Here the dealer was the owner of the cargo which had been unloaded from the vessel or vessels at Matthews. He had taken exclusive possession of it after it had been unloaded upon his truck or trucks. He was free to retain the menhaden for use in his own business, and he did retain some of them. He was entirely free to dispose of the remainder of the menhaden in any manner he chose, and to deliver them to any place, inland or on water. Caputo and Pfeiffer make it clear that the unloading of the boat was completed when the consignee's land transportation vehicle was loaded and overland transportation away from the dock began.
There was no containerization of these fish, and the unloading of the truck several hours after the consignee had taken exclusive possession of them and many miles away from the dock at which they had been unloaded, was properly seen by the Benefits Review Board as no part of the process of unloading the boat.
Northeast Marine Terminal Co., Inc. v. Caputo, 432 U.S. 249, 256-65, 97 S.Ct. 2348, 2353-2358, 53 L.Ed.2d 306 (1977)
See Newport News Shipbuilding & Dry Dock Co. v. Graham, 563 F.2d 167, 169 (4th Cir. 1978)
Caputo, supra, 432 U.S. at 272, 97 S.Ct. at 2361
444 U.S. at 83, 100 S.Ct. at 337. This is not a case of intermediate use during the unloading process.
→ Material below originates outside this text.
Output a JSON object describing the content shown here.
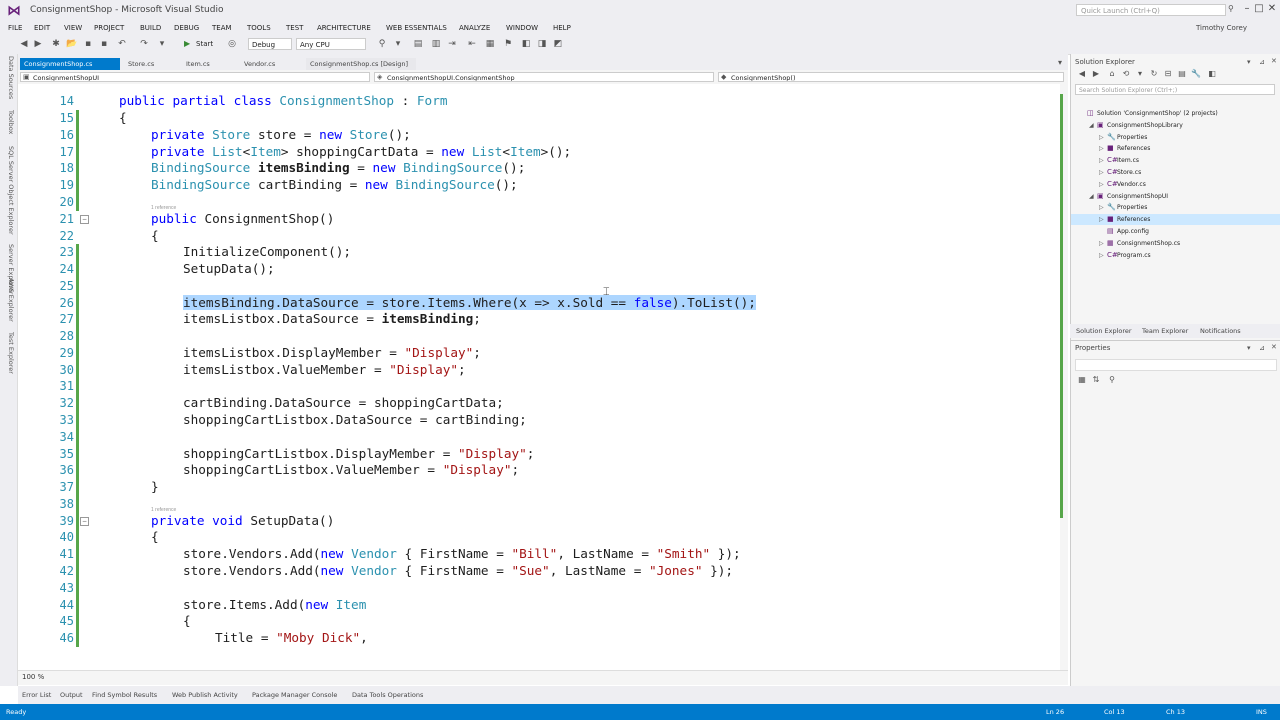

Final delivery to the consignee had taken place in Matthews, Virginia